→ **Assigned task**
These records need to be repeated exactly, every one of them.
#### Data under study ####
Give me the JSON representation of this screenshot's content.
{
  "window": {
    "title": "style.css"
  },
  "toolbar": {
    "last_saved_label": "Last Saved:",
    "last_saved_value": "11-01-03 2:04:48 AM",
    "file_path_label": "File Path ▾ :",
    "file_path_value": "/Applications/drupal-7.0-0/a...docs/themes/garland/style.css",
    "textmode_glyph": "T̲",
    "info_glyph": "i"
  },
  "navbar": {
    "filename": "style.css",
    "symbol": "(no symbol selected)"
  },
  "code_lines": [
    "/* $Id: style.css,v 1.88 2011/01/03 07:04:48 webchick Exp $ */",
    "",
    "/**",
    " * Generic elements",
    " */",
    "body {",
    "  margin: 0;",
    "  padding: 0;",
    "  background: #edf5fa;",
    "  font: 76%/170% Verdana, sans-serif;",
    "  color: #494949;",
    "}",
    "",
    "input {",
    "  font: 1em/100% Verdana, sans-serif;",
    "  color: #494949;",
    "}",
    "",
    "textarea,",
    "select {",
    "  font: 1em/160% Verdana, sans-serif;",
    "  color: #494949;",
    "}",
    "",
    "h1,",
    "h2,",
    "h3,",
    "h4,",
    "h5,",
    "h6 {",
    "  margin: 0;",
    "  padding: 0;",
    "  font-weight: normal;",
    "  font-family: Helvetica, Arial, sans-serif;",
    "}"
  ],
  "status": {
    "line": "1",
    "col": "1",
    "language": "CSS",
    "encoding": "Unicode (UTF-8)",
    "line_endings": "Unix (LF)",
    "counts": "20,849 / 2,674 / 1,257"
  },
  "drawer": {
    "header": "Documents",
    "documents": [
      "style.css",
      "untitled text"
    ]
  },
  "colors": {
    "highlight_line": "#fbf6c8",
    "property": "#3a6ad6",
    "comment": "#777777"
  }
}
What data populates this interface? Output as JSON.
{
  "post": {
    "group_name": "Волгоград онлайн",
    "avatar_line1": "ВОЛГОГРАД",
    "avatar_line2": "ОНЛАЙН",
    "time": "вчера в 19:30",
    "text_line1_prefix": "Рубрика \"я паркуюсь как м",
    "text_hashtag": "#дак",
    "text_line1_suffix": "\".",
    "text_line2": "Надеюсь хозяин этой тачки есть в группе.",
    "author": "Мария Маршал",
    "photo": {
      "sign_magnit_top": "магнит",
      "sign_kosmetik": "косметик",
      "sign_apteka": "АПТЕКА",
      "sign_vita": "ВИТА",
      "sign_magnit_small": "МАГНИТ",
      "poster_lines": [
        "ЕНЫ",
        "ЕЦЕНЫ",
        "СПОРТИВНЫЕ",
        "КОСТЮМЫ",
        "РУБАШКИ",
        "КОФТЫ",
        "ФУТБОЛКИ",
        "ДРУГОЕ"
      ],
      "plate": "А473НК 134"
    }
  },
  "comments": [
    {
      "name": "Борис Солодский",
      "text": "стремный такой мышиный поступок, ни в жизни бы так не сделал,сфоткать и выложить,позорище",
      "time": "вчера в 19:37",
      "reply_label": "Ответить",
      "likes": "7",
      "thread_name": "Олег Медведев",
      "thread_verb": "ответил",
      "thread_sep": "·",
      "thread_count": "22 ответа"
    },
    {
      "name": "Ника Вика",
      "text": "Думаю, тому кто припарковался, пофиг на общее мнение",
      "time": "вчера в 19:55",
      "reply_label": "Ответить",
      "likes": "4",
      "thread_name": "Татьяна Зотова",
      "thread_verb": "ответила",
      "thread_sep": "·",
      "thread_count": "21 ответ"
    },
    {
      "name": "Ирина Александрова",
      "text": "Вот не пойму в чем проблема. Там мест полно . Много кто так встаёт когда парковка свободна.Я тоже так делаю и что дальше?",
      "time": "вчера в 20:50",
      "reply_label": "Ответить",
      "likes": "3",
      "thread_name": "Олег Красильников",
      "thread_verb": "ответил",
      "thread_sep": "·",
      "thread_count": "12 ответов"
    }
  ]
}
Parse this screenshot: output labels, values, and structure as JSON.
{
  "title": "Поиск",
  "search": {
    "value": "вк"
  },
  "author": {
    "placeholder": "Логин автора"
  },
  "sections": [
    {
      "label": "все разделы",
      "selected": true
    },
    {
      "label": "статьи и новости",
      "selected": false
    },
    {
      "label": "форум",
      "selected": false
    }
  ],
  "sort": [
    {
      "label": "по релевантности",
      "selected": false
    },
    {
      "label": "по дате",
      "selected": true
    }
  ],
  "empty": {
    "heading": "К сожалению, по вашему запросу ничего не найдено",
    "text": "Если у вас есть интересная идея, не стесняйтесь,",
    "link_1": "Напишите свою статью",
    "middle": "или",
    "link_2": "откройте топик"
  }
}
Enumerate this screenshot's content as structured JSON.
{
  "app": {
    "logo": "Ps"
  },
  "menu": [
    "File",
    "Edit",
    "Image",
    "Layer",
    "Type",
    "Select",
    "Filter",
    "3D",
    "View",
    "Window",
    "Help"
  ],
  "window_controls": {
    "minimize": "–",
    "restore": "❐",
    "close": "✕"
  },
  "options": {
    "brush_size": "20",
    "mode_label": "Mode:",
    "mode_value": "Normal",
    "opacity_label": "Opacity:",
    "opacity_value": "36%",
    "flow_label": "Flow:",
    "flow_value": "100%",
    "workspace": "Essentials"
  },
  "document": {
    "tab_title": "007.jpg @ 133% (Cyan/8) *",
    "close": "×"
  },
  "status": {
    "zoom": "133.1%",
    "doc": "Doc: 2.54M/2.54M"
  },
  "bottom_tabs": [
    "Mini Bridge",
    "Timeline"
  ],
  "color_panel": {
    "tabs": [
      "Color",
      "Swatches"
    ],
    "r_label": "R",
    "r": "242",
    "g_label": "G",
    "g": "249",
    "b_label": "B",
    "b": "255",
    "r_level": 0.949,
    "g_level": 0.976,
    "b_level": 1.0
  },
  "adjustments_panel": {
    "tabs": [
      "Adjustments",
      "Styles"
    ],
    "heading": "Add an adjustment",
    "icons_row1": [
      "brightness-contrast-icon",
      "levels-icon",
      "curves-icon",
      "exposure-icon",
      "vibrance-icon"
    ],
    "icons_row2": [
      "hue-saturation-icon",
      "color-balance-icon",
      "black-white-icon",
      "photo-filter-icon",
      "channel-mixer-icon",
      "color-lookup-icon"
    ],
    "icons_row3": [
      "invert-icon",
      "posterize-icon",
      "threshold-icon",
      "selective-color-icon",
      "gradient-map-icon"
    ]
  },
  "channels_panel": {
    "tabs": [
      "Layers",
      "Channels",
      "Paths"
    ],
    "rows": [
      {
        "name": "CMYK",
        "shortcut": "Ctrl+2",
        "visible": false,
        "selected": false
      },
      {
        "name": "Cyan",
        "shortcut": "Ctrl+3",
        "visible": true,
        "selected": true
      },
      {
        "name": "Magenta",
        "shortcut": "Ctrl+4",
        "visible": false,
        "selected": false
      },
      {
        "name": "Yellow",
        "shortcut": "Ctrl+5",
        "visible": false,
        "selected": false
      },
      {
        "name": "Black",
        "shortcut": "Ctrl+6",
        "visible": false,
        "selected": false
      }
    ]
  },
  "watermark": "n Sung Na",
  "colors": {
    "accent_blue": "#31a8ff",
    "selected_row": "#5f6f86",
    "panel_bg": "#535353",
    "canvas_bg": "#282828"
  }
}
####
→ **Answer box**
Give me the JSON representation of this screenshot's content.
{
  "window": {
    "title": "style.css"
  },
  "toolbar": {
    "last_saved_label": "Last Saved:",
    "last_saved_value": "11-01-03 2:04:48 AM",
    "file_path_label": "File Path ▾ :",
    "file_path_value": "/Applications/drupal-7.0-0/a...docs/themes/garland/style.css",
    "textmode_glyph": "T̲",
    "info_glyph": "i"
  },
  "navbar": {
    "filename": "style.css",
    "symbol": "(no symbol selected)"
  },
  "code_lines": [
    "/* $Id: style.css,v 1.88 2011/01/03 07:04:48 webchick Exp $ */",
    "",
    "/**",
    " * Generic elements",
    " */",
    "body {",
    "  margin: 0;",
    "  padding: 0;",
    "  background: #edf5fa;",
    "  font: 76%/170% Verdana, sans-serif;",
    "  color: #494949;",
    "}",
    "",
    "input {",
    "  font: 1em/100% Verdana, sans-serif;",
    "  color: #494949;",
    "}",
    "",
    "textarea,",
    "select {",
    "  font: 1em/160% Verdana, sans-serif;",
    "  color: #494949;",
    "}",
    "",
    "h1,",
    "h2,",
    "h3,",
    "h4,",
    "h5,",
    "h6 {",
    "  margin: 0;",
    "  padding: 0;",
    "  font-weight: normal;",
    "  font-family: Helvetica, Arial, sans-serif;",
    "}"
  ],
  "status": {
    "line": "1",
    "col": "1",
    "language": "CSS",
    "encoding": "Unicode (UTF-8)",
    "line_endings": "Unix (LF)",
    "counts": "20,849 / 2,674 / 1,257"
  },
  "drawer": {
    "header": "Documents",
    "documents": [
      "style.css",
      "untitled text"
    ]
  },
  "colors": {
    "highlight_line": "#fbf6c8",
    "property": "#3a6ad6",
    "comment": "#777777"
  }
}
What data populates this interface? Output as JSON.
{
  "post": {
    "group_name": "Волгоград онлайн",
    "avatar_line1": "ВОЛГОГРАД",
    "avatar_line2": "ОНЛАЙН",
    "time": "вчера в 19:30",
    "text_line1_prefix": "Рубрика \"я паркуюсь как м",
    "text_hashtag": "#дак",
    "text_line1_suffix": "\".",
    "text_line2": "Надеюсь хозяин этой тачки есть в группе.",
    "author": "Мария Маршал",
    "photo": {
      "sign_magnit_top": "магнит",
      "sign_kosmetik": "косметик",
      "sign_apteka": "АПТЕКА",
      "sign_vita": "ВИТА",
      "sign_magnit_small": "МАГНИТ",
      "poster_lines": [
        "ЕНЫ",
        "ЕЦЕНЫ",
        "СПОРТИВНЫЕ",
        "КОСТЮМЫ",
        "РУБАШКИ",
        "КОФТЫ",
        "ФУТБОЛКИ",
        "ДРУГОЕ"
      ],
      "plate": "А473НК 134"
    }
  },
  "comments": [
    {
      "name": "Борис Солодский",
      "text": "стремный такой мышиный поступок, ни в жизни бы так не сделал,сфоткать и выложить,позорище",
      "time": "вчера в 19:37",
      "reply_label": "Ответить",
      "likes": "7",
      "thread_name": "Олег Медведев",
      "thread_verb": "ответил",
      "thread_sep": "·",
      "thread_count": "22 ответа"
    },
    {
      "name": "Ника Вика",
      "text": "Думаю, тому кто припарковался, пофиг на общее мнение",
      "time": "вчера в 19:55",
      "reply_label": "Ответить",
      "likes": "4",
      "thread_name": "Татьяна Зотова",
      "thread_verb": "ответила",
      "thread_sep": "·",
      "thread_count": "21 ответ"
    },
    {
      "name": "Ирина Александрова",
      "text": "Вот не пойму в чем проблема. Там мест полно . Много кто так встаёт когда парковка свободна.Я тоже так делаю и что дальше?",
      "time": "вчера в 20:50",
      "reply_label": "Ответить",
      "likes": "3",
      "thread_name": "Олег Красильников",
      "thread_verb": "ответил",
      "thread_sep": "·",
      "thread_count": "12 ответов"
    }
  ]
}
Parse this screenshot: output labels, values, and structure as JSON.
{
  "title": "Поиск",
  "search": {
    "value": "вк"
  },
  "author": {
    "placeholder": "Логин автора"
  },
  "sections": [
    {
      "label": "все разделы",
      "selected": true
    },
    {
      "label": "статьи и новости",
      "selected": false
    },
    {
      "label": "форум",
      "selected": false
    }
  ],
  "sort": [
    {
      "label": "по релевантности",
      "selected": false
    },
    {
      "label": "по дате",
      "selected": true
    }
  ],
  "empty": {
    "heading": "К сожалению, по вашему запросу ничего не найдено",
    "text": "Если у вас есть интересная идея, не стесняйтесь,",
    "link_1": "Напишите свою статью",
    "middle": "или",
    "link_2": "откройте топик"
  }
}
Enumerate this screenshot's content as structured JSON.
{
  "app": {
    "logo": "Ps"
  },
  "menu": [
    "File",
    "Edit",
    "Image",
    "Layer",
    "Type",
    "Select",
    "Filter",
    "3D",
    "View",
    "Window",
    "Help"
  ],
  "window_controls": {
    "minimize": "–",
    "restore": "❐",
    "close": "✕"
  },
  "options": {
    "brush_size": "20",
    "mode_label": "Mode:",
    "mode_value": "Normal",
    "opacity_label": "Opacity:",
    "opacity_value": "36%",
    "flow_label": "Flow:",
    "flow_value": "100%",
    "workspace": "Essentials"
  },
  "document": {
    "tab_title": "007.jpg @ 133% (Cyan/8) *",
    "close": "×"
  },
  "status": {
    "zoom": "133.1%",
    "doc": "Doc: 2.54M/2.54M"
  },
  "bottom_tabs": [
    "Mini Bridge",
    "Timeline"
  ],
  "color_panel": {
    "tabs": [
      "Color",
      "Swatches"
    ],
    "r_label": "R",
    "r": "242",
    "g_label": "G",
    "g": "249",
    "b_label": "B",
    "b": "255",
    "r_level": 0.949,
    "g_level": 0.976,
    "b_level": 1.0
  },
  "adjustments_panel": {
    "tabs": [
      "Adjustments",
      "Styles"
    ],
    "heading": "Add an adjustment",
    "icons_row1": [
      "brightness-contrast-icon",
      "levels-icon",
      "curves-icon",
      "exposure-icon",
      "vibrance-icon"
    ],
    "icons_row2": [
      "hue-saturation-icon",
      "color-balance-icon",
      "black-white-icon",
      "photo-filter-icon",
      "channel-mixer-icon",
      "color-lookup-icon"
    ],
    "icons_row3": [
      "invert-icon",
      "posterize-icon",
      "threshold-icon",
      "selective-color-icon",
      "gradient-map-icon"
    ]
  },
  "channels_panel": {
    "tabs": [
      "Layers",
      "Channels",
      "Paths"
    ],
    "rows": [
      {
        "name": "CMYK",
        "shortcut": "Ctrl+2",
        "visible": false,
        "selected": false
      },
      {
        "name": "Cyan",
        "shortcut": "Ctrl+3",
        "visible": true,
        "selected": true
      },
      {
        "name": "Magenta",
        "shortcut": "Ctrl+4",
        "visible": false,
        "selected": false
      },
      {
        "name": "Yellow",
        "shortcut": "Ctrl+5",
        "visible": false,
        "selected": false
      },
      {
        "name": "Black",
        "shortcut": "Ctrl+6",
        "visible": false,
        "selected": false
      }
    ]
  },
  "watermark": "n Sung Na",
  "colors": {
    "accent_blue": "#31a8ff",
    "selected_row": "#5f6f86",
    "panel_bg": "#535353",
    "canvas_bg": "#282828"
  }
}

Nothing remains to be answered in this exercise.